Image: Samantha Sophia (Unsplash)
Despite being an overarching sustainable development goal, gender equality is a priority area that has been widely neglected by many states on the African continent. While several initiatives have been taken to address this cross-cutting issue on the continent, African women still battle with tearing down structural and institutional barriers that prohibit their emancipation. Poverty, sexual violence and exploitation, discrimination in public offices and gender-based violence (GBV) (including female genital mutilation) only reflect a few of the challenges that are faced by women. It is noteworthy that while the focus of this article is gender inequality on the African continent, it is a widespread issue that needs to be tackled globally as well. This article aims to address the reasons behind the pervasiveness of gender inequality on the African continent by (i) defining gender (in)equality, (ii) addressing the structural and institutional barriers faced by women and (iii) discussing the lack of legislation in the battle for equality on the African continent.
The European Institute for Gender Equality (EIGE) denotes gender inequality as the “legal, social and cultural situation in which sex and/or gender determine the different rights and dignity for women and men”. These differences are widely reflected in their unequal access to basic human rights and income opportunities. For example, women only earn 77 cents for every dollar that men earn, for the same work. A United Nations Development Programme (UNDP) report revealed that only two thirds of developing countries have achieved gender parity in primary education. Several organisations such as the United Nations (UN), have aimed to address gender inequality through its sustainable development goals and several other initiatives aimed at achieving women economic empowerment, because ending all discrimination against women and girls is crucial for a sustainable future. Despite these initiatives being undertaken, women are still systematically denied equal access to fundamental rights. As aforementioned, sexual violence and exploitation, poverty and discrimination in public office all remain huge barriers in the battle for equality.
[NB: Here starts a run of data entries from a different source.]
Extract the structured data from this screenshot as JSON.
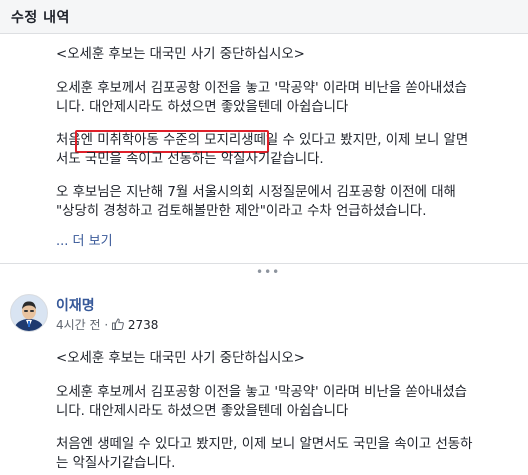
{
  "header": {
    "title": "수정 내역"
  },
  "revision": {
    "line1": "<오세훈 후보는 대국민 사기 중단하십시오>",
    "para1_line1": "오세훈 후보께서 김포공항 이전을 놓고 '막공약' 이라며 비난을 쏟아내셨습",
    "para1_line2": "니다. 대안제시라도 하셨으면 좋았을텐데 아쉽습니다",
    "para2_line1_pre": "처음엔 ",
    "para2_line1_hl": "미취학아동 수준의 모지리",
    "para2_line1_post": "생떼일 수 있다고 봤지만, 이제 보니 알면",
    "para2_line2": "서도 국민을 속이고 선동하는 악질사기같습니다.",
    "para3_line1": "오 후보님은 지난해 7월 서울시의회 시정질문에서 김포공항 이전에 대해",
    "para3_line2": "\"상당히 경청하고 검토해볼만한 제안\"이라고 수차 언급하셨습니다.",
    "more": "... 더 보기"
  },
  "post": {
    "author": "이재명",
    "time": "4시간 전",
    "likes": "2738",
    "line1": "<오세훈 후보는 대국민 사기 중단하십시오>",
    "para1_line1": "오세훈 후보께서 김포공항 이전을 놓고 '막공약' 이라며 비난을 쏟아내셨습",
    "para1_line2": "니다. 대안제시라도 하셨으면 좋았을텐데 아쉽습니다",
    "para2_line1": "처음엔 생떼일 수 있다고 봤지만, 이제 보니 알면서도 국민을 속이고 선동하",
    "para2_line2": "는 악질사기같습니다."
  },
  "colors": {
    "link": "#385898",
    "highlight": "#e0202a",
    "header_bg": "#f5f6f7"
  },
  "icons": {
    "separator": "dots-icon",
    "privacy": "globe-icon",
    "reaction": "like-icon"
  }
}
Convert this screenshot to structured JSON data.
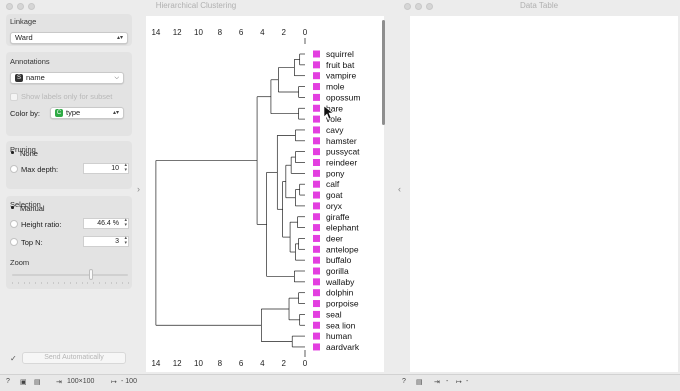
{
  "windows": {
    "left_title": "Hierarchical Clustering",
    "right_title": "Data Table"
  },
  "controls": {
    "linkage": {
      "title": "Linkage",
      "value": "Ward"
    },
    "annotations": {
      "title": "Annotations",
      "value": "name",
      "badge": "S",
      "show_labels": "Show labels only for subset"
    },
    "color_by": {
      "label": "Color by:",
      "value": "type",
      "badge": "C"
    },
    "pruning": {
      "title": "Pruning",
      "none": "None",
      "max_depth_label": "Max depth:",
      "max_depth_value": "10"
    },
    "selection": {
      "title": "Selection",
      "manual": "Manual",
      "height_ratio_label": "Height ratio:",
      "height_ratio_value": "46.4 %",
      "top_n_label": "Top N:",
      "top_n_value": "3"
    },
    "zoom": {
      "title": "Zoom",
      "value_fraction": 0.68
    },
    "send": {
      "label": "Send Automatically"
    }
  },
  "axis": {
    "ticks": [
      "14",
      "12",
      "10",
      "8",
      "6",
      "4",
      "2",
      "0"
    ]
  },
  "leaves": [
    "squirrel",
    "fruit bat",
    "vampire",
    "mole",
    "opossum",
    "hare",
    "vole",
    "cavy",
    "hamster",
    "pussycat",
    "reindeer",
    "pony",
    "calf",
    "goat",
    "oryx",
    "giraffe",
    "elephant",
    "deer",
    "antelope",
    "buffalo",
    "gorilla",
    "wallaby",
    "dolphin",
    "porpoise",
    "seal",
    "sea lion",
    "human",
    "aardvark"
  ],
  "colors": {
    "leaf_marker": "#e33fe0",
    "tree_line": "#222222",
    "accent_blue": "#3a7bd5",
    "badge_green": "#2faa45"
  },
  "statusbar": {
    "size_text": "100×100",
    "output_text": "100"
  }
}
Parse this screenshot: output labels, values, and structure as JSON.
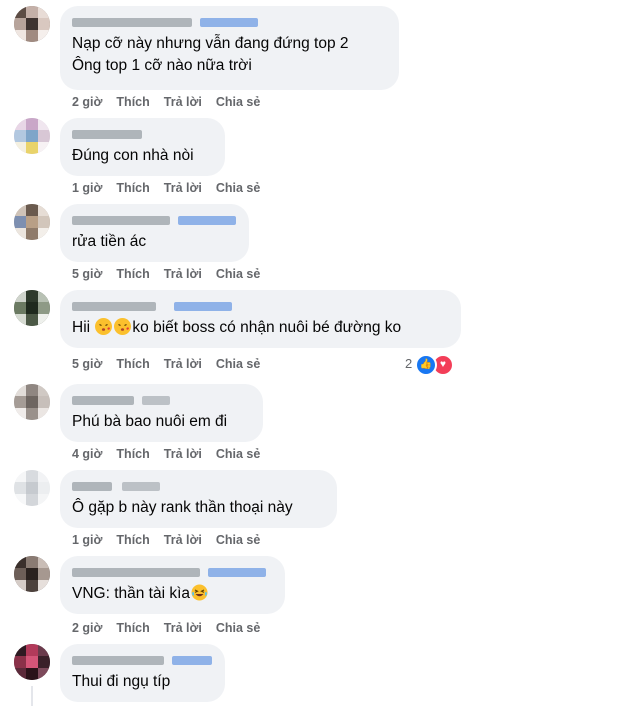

Gender inequality on the African continent is perpetuated through structural and institutional barriers. Despite some improvements made, inequality is still seen in education systems, especially in countries such as Kenya and South Africa (SA). The education sector has failed to develop and harness the capabilities of many women and young children which continues to curtail their ability to meaningfully contribute to society and the economy. In both Kenya and SA, there has been some progress within both the legal and social settings, however, women still encounter challenges due to the lack of implementation of policies meant to address these challenges which are encountered.
Inequality is also seen in health facilities across the continent. A study revealed that a women’s life expectancy is longer that of a man’s and yet women spend fewer years in good health. This is largely due to the gender bias that exists in several healthcare facilities across the continent. Gender bias is broadly denoted as “prejudice in action or treatment against a person on the basis of their sex”. This is a challenge encountered by many women on the African continent whereby they are inaccurately diagnosed and the medical treatment which they receive is of a lower level of quality, than that of man. It is noteworthy that inequality in this regard is also as a result of racial prejudice. This is a challenge faced by many women as there are several dangers associated with gender bias in healthcare facilities across the country.
While gender inequality is an institutional challenge, it is also a challenge that has been upheld by cultural norms enabling misogyny and patriarchy to pervade. Studies have revealed that gender inequality has existed, and still continues to exist in modern society. Several cultural processes maintain gender differences across the continent. The role of a women in society was (and still is) that of a nurturer and child-bearer. Moreover, women were unable to vote in, nor were they considered full citizens. Due to this norm being upheld in several cultural and belief systems, and several political and social institutions, disparate gender representation exists today. A UNDP report revealed that only 24 percent of national parliamentarians were women as of November 2018, and this was a small increase from the 11.3 percent in 1995. Today, the African continent only has six countries that have a high percentage of women in ministerial positions. These figures show that gender inequality has prohibited the full representation of women in several sectors and this is largely due to patriarchal norms being upheld by several political institutions.
While several strides have been made in the attempt to address gender inequality on the African continent, the lack of legislation and its inadequate implementation thereof has played a significant role in upholding these barriers that exist. Gender discrimination is encoded into law in countries across the globe. For example, globally, 113 countries do not have laws to address the gender pay gap between men and women, and 104 countries make certain jobs off-limits to women. This is an issue that is experienced both globally as well as on the African continent. The lack of legislation and the lack implementation of several policies have resulted in the failure of states to adequately address issues pertaining to gender inequality across the continent.
Despite these challenges faced, the UNDP has made remarkable progress in its attempt to address gender inequality. On the continent, there are more girls in school now, compared to 15 years ago and most regions have reached gender parity in primary education. Addressing institutional and structural barriers is an important measure that needs to be taken, in the tearing down of barriers. It is vital to provide women with equal opportunities for sustainable growth and development to be achieved on both the continent and globally.
Nirvaly Mooloo has a degree in International Studies and Political Science from the University of Pretoria. She is an activist and feminist at heart. Her interests strongly lie in academic fields specialising in Politics and International Relations. Her dream is to one day be the leader that brings change to the livelihoods of others. Nirvaly is one of permanent members of The Art of Politics writing staff.